I gotta come clean with everyone: I haven’t touched a bottle of shampoo or conditioner in weeks and my hair is feeling better than ever*. Never mind the price of haircare products, what bothers me is the stuff they put in there. Also, I’m always interested to see if I can make something instead of buying it, and get a equivalent or better effect from my own labor. I’ve had dandruff most my life, and none of the dandruff shampoos seem to work. I read that homemade shampoo will fight dandruff, and I thought it sounded too good to be true. Also, I read that two of the ingredients are baking soda and vinegar, so I had a mental image of a bubbly volcano on the top of my head every shower.

Turns out there’s no volcano, but these homemade haircare products are just as effective as the commercial stuff (though there are so many variables to the dandruff situation). I’m convinced that homemade versions with a few ingredients you probably already have in your kitchen is superior to anything you’ll find on the shelves. The only thing they lack is fragrance and foaming action (both of which are artificially created using toxic chemicals).

Here are the recipes I use (note the ratios are both 1:5 active ingredient to water):


  • 1 1/4 cup water
  • 1/4 cup baking soda

Fill an empty bottle with the two ingredients and shake well. Shake before each use (the baking soda falls to the bottom). Work into hair just like a commercial shampoo, though you need to use more each time since it’s more watery.


  • 1 1/4 cup water
  • 1/4 cup apple cider vinegar

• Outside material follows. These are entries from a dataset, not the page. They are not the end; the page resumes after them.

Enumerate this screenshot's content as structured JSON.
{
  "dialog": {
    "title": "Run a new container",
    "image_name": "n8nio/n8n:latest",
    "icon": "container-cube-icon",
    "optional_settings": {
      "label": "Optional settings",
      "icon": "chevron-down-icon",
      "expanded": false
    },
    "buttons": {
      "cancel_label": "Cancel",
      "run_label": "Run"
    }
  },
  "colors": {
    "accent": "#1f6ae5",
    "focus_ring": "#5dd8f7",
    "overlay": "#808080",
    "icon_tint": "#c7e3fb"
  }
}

Fill an empty bottle with the two ingredients and shake well. Use more or less vinegar depending on your tolerance for sour smells. It only smells while you use it, not all day long. No need to shake before use. Just massage into scalp and tips.


My hair went into a detox period for about 10 days, where it was all like “WTF?” It was extra oily and flaky, but now it’s back to normal and I even forget that I’m not using shampoo any more. I have fewer “snow days,” if you know what I mean, and my hair feels full and healthy. And for the fellas: I’m losing less hair (though it still does fall out, only slower…)
Just one less thing to buy every month, and one step closer to living in that Foundry in the Forest.
It’s ok if you want to touch or smell my hair next time you see me in person. I won’t mind.

* The current positive state of my hair can also be attributed to a rad haircut that the Mrs. gave me about a month ago. At 5am on the front porch in my underwear. I was in my underwear. She was dressed.